[Interface dataset entries]
Content starts

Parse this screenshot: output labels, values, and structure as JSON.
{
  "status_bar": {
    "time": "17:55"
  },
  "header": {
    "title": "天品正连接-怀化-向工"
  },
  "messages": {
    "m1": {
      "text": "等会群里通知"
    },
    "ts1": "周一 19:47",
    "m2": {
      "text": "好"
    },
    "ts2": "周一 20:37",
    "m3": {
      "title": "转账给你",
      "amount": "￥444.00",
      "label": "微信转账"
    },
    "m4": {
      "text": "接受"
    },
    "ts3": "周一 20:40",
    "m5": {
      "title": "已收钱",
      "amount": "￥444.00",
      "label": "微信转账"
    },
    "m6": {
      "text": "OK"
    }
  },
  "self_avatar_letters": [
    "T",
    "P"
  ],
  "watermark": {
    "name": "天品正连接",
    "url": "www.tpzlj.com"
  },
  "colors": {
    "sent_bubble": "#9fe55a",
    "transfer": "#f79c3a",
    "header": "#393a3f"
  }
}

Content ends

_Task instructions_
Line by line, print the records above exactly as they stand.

_Completed exercise_
Parse this screenshot: output labels, values, and structure as JSON.
{
  "status_bar": {
    "time": "17:55"
  },
  "header": {
    "title": "天品正连接-怀化-向工"
  },
  "messages": {
    "m1": {
      "text": "等会群里通知"
    },
    "ts1": "周一 19:47",
    "m2": {
      "text": "好"
    },
    "ts2": "周一 20:37",
    "m3": {
      "title": "转账给你",
      "amount": "￥444.00",
      "label": "微信转账"
    },
    "m4": {
      "text": "接受"
    },
    "ts3": "周一 20:40",
    "m5": {
      "title": "已收钱",
      "amount": "￥444.00",
      "label": "微信转账"
    },
    "m6": {
      "text": "OK"
    }
  },
  "self_avatar_letters": [
    "T",
    "P"
  ],
  "watermark": {
    "name": "天品正连接",
    "url": "www.tpzlj.com"
  },
  "colors": {
    "sent_bubble": "#9fe55a",
    "transfer": "#f79c3a",
    "header": "#393a3f"
  }
}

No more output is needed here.